    Until I tried this recipe, I had no love for our ice cream maker. The other recipes I tried did not turn out well but this one was fantastic. I can’t believe I am saying this but it was almost too rich. Next times I may add smoked almond pieces.

  • Jessica

    I love making homemade ice cream. My young niece requested “special” chocolate ice cream for her birthday. I made this and just added a pinch of cayenne and cinnamon to give it a kick, plus I used espresso powder in place of instant coffee. WOW! Knock my socks off amazing! Thanks for another great recipe.

  • Toni

    What kind of ice cream maker do you use, Elise? I’ve never owned one, but have been dying to try avocado ice cream…and now that you’ve made this post about chocolate ice cream, the desire to own an ice cream maker and start churning my own has increased! Thanks :)

    I have both the Cuisinart ICE-20 and the Cuisinart ICE-50BC (both available on Amazon). The ICE-20 is much less expensive, though you need to keep the churning bowl in the freezer. The ICE-50BC is much more expensive, takes longer and is noisier, but you don’t have to pre-freeze the bowl. ~Elise

  • Amy

    I’ve been looking for a good chocolate ice cream recipe that includes cocoa powder (it always lends the deepest chocolate flavor.) Also like that this one uses 3 egg yolks – my others all use 5-6.

    But one question – what do you mean by 60% ‘baking’ chocolate? Do you just mean 60% dark chocolate OR do you mean some sort of UNSWEETENED ‘baking’ type? I kind of think the former (since unsweetened isn’t usually referred to by percentage and also if it were that, I’d imagine the recipe would require more than 1/2 cup of sugar.)

    Hope that makes sense – appreciate the clarification!

    Regular dark chocolate. Sweetened, not unsweetened. :-) ~Elise

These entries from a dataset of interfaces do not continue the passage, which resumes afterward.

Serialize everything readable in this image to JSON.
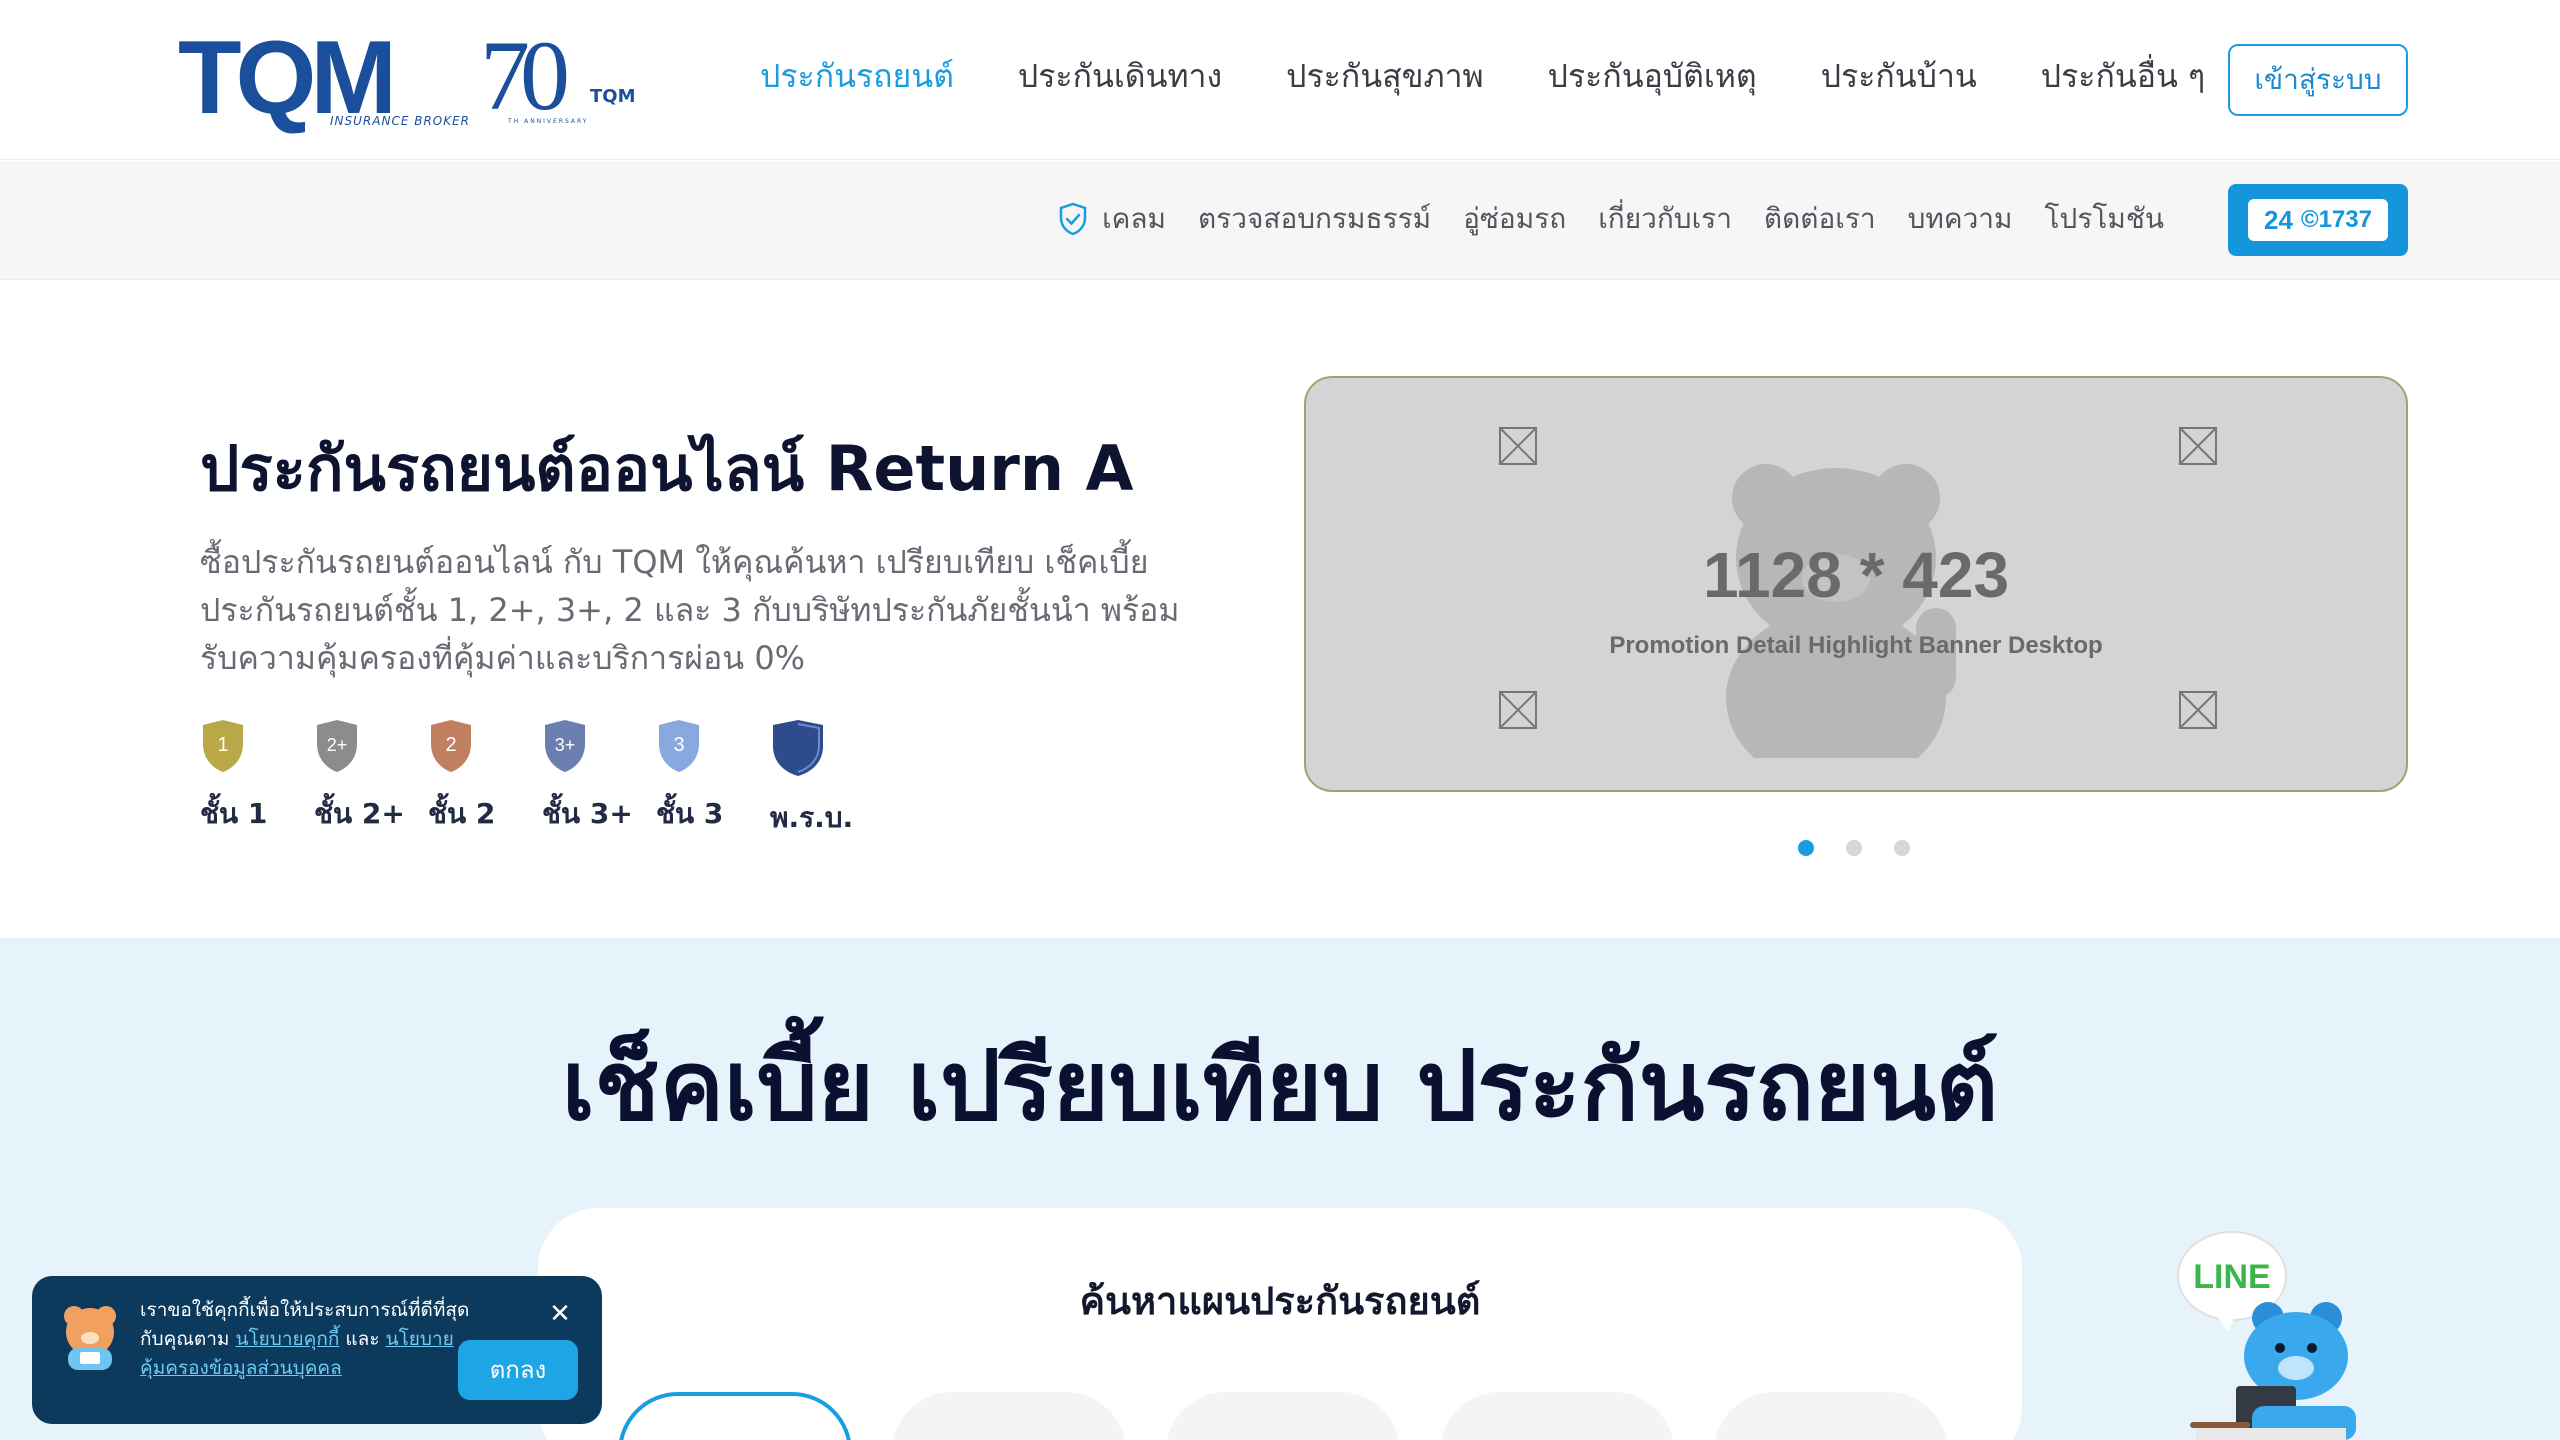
{
  "header": {
    "logo_text": "TQM",
    "logo_tagline": "INSURANCE BROKER",
    "anniversary_number": "70",
    "anniversary_small": "TQM",
    "anniversary_caption": "TH ANNIVERSARY",
    "nav": [
      {
        "label": "ประกันรถยนต์",
        "active": true
      },
      {
        "label": "ประกันเดินทาง",
        "active": false
      },
      {
        "label": "ประกันสุขภาพ",
        "active": false
      },
      {
        "label": "ประกันอุบัติเหตุ",
        "active": false
      },
      {
        "label": "ประกันบ้าน",
        "active": false
      },
      {
        "label": "ประกันอื่น ๆ",
        "active": false
      }
    ],
    "login_label": "เข้าสู่ระบบ",
    "accent_color": "#1a9de0"
  },
  "subheader": {
    "items": [
      {
        "label": "เคลม",
        "icon": "shield-check-icon"
      },
      {
        "label": "ตรวจสอบกรมธรรม์"
      },
      {
        "label": "อู่ซ่อมรถ"
      },
      {
        "label": "เกี่ยวกับเรา"
      },
      {
        "label": "ติดต่อเรา"
      },
      {
        "label": "บทความ"
      },
      {
        "label": "โปรโมชัน"
      }
    ],
    "call_badge": {
      "hours": "24",
      "number": "1737"
    }
  },
  "hero": {
    "title": "ประกันรถยนต์ออนไลน์ Return A",
    "description": "ซื้อประกันรถยนต์ออนไลน์ กับ TQM ให้คุณค้นหา เปรียบเทียบ เช็คเบี้ยประกันรถยนต์ชั้น 1, 2+, 3+, 2 และ 3 กับบริษัทประกันภัยชั้นนำ พร้อมรับความคุ้มครองที่คุ้มค่าและบริการผ่อน 0%",
    "levels": [
      {
        "badge": "1",
        "label": "ชั้น 1",
        "color": "#b8a848"
      },
      {
        "badge": "2+",
        "label": "ชั้น 2+",
        "color": "#8c8c8c"
      },
      {
        "badge": "2",
        "label": "ชั้น 2",
        "color": "#c08060"
      },
      {
        "badge": "3+",
        "label": "ชั้น 3+",
        "color": "#6a7fb0"
      },
      {
        "badge": "3",
        "label": "ชั้น 3",
        "color": "#8aa8e0"
      },
      {
        "badge": "",
        "label": "พ.ร.บ.",
        "color": "#2e4c8c"
      }
    ]
  },
  "banner": {
    "dimensions": "1128 * 423",
    "caption": "Promotion Detail Highlight Banner Desktop",
    "watermark": "TQM",
    "slides": 3,
    "active_slide": 1
  },
  "compare": {
    "title": "เช็คเบี้ย เปรียบเทียบ ประกันรถยนต์",
    "search_title": "ค้นหาแผนประกันรถยนต์",
    "tab_count": 5
  },
  "cookie": {
    "text_before": "เราขอใช้คุกกี้เพื่อให้ประสบการณ์ที่ดีที่สุดกับคุณตาม ",
    "link1": "นโยบายคุกกี้",
    "text_mid": " และ ",
    "link2": "นโยบายคุ้มครองข้อมูลส่วนบุคคล",
    "accept_label": "ตกลง",
    "close_symbol": "✕"
  },
  "line": {
    "label": "LINE"
  }
}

  • Susan

    This looks perfectly balanced to me. There are so many very dark chocolate ice creams on the market these days and they are so intensely flavored that you almost can’t taste the cream because of the overkill. It is supposed to be a flavored cream, right? It’s not too eggy either, which skews some homemade iced cream flavors. The kid knows her stuff! Can’t wait to make this.

  • Marge

    I love deep dark chocolate desserts too. I mean what is life without dark chocolate? Not worth living, if you ask me. But I do not drink coffee or use it in cooking. Is there anything else I can use to deepen the chocolate flavor besides adding that mocha taste? I know Ina Garten adds coffee to her rich chocolate cake, but I am hoping you have an idea for me to heighten the chocolate flavor in some other way.

    Salt alone will do the trick. ~Elise

  • Krista

    That looks yummy! I have been looking for a good chocolate ice cream recipe to try with the new Cuisinart Soft Serve ice cream maker I just got for my birthday. Any idea if this would work, or would it be too thick?

    No idea on that ice cream maker. ~Elise